The ultimate goal of reading is comprehension. Comprehension strategies are taught explicitly, which is particularly useful for those who struggle with comprehension (Gersten, Fuchs, Williams, & Baker, 2001). Instruction within Wilson’s programs is based on research that describes the behaviors of good and poor readers, what we know impacts one’s ability to comprehend, and research on strategies that support comprehension (Marzola, 2011). In doing so, they address both reading and listening comprehension instruction, and incorporate instruction in visualization strategies, guided close reading, and oral language instruction.

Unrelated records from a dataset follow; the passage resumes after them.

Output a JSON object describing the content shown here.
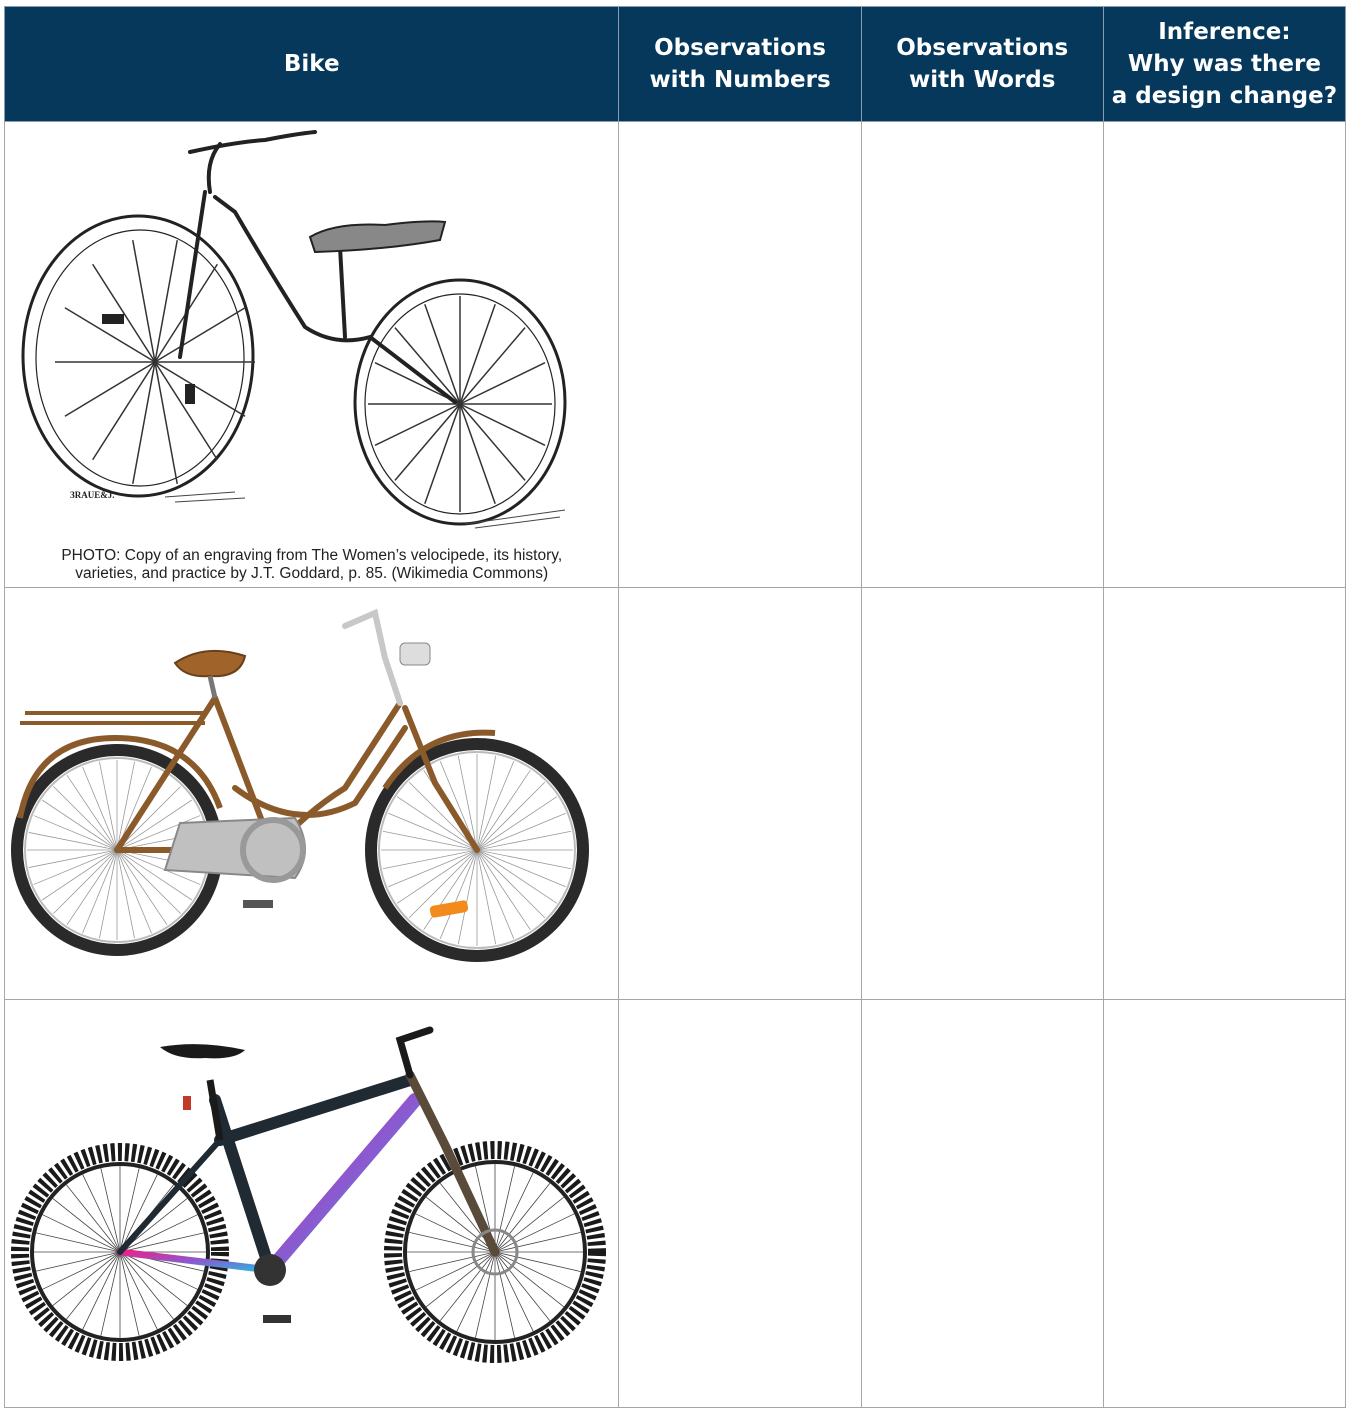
{
  "header": {
    "columns": [
      {
        "lines": [
          "Bike"
        ]
      },
      {
        "lines": [
          "Observations",
          "with Numbers"
        ]
      },
      {
        "lines": [
          "Observations",
          "with Words"
        ]
      },
      {
        "lines": [
          "Inference:",
          "Why was there",
          "a design change?"
        ]
      }
    ]
  },
  "rows": [
    {
      "image_icon": "velocipede-engraving-icon",
      "engraver_signature": "ЗRAUE&J.",
      "caption_lines": [
        "PHOTO: Copy of an engraving from The Women’s velocipede, its history,",
        "varieties, and practice by J.T. Goddard, p. 85. (Wikimedia Commons)"
      ]
    },
    {
      "image_icon": "vintage-step-through-bicycle-icon"
    },
    {
      "image_icon": "mountain-bike-icon"
    }
  ],
  "colors": {
    "header_bg": "#06385c",
    "header_text": "#ffffff",
    "grid_line": "#a6a6a6",
    "vintage_frame": "#8b5a2b",
    "mtb_frame": "#1f2a33",
    "mtb_accent_pink": "#e8238a",
    "mtb_accent_cyan": "#2bb7e0"
  }
}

Wilson’s programs incorporate instruction in spelling skills due to research demonstrating a connection in the brain between reading and spelling activities, leading researchers to believe that spelling strongly reinforces reading (James & Engelhardt, 2012). This has led to the recommendation that as children learn to read words they also learn to spell them (Shaywitz, 2003; Carreker, 2011). For students with dyslexia, it is important that they “learn to spell words with sounds and patterns that have been previously introduced for reading and practiced” (Carreker, 2011, p.282). In each program, spelling is connected to phonics instruction and is taught through explicit instruction in spelling rules, proofreading strategies to support accurate spelling, and high-frequency sight words.
The ultimate goal of reading is comprehension. Research has found that the ability to decode words is a prerequisite for reading comprehension. Therefore, for students who need practice with decoding, whether ELL or not, targeted, systematic phonics instruction is essential (Torgesen et al., 2007). Furthermore, as with all students, ELL students need instruction in word learning, comprehension strategies, and academic language in order to comprehend text (Torgesen, et al., 2007). Research findings suggest that, as with native English speakers, the intervention approach for ELLs should match the learner’s area of difficulty. That is, the teacher should clearly understand a student’s area(s) of difficulty or weakness (Francis, et al., 2006). For ELL students who meet the criteria for placement in the Just Words or WRS program, the program content, design, and materials are developmentally appropriate for them.
Tier 3 students who require the Wilson Reading System® (WRS) benefit from a program designed specifically with the needs of diverse learners in mind. WRS aligns with guidelines from the International Dyslexia Association (2008), which recommends that students with dyslexia receive:
- explicit, direct, cumulative, intensive, and focused instruction on the structure of language;
- multisensory learning using visual, auditory, and kinesthetic-tactile pathways to enhance memory and learning of written language; and
- consistent links made between the visual, auditory, and kinesthetic-tactile pathways in learning to read and spell.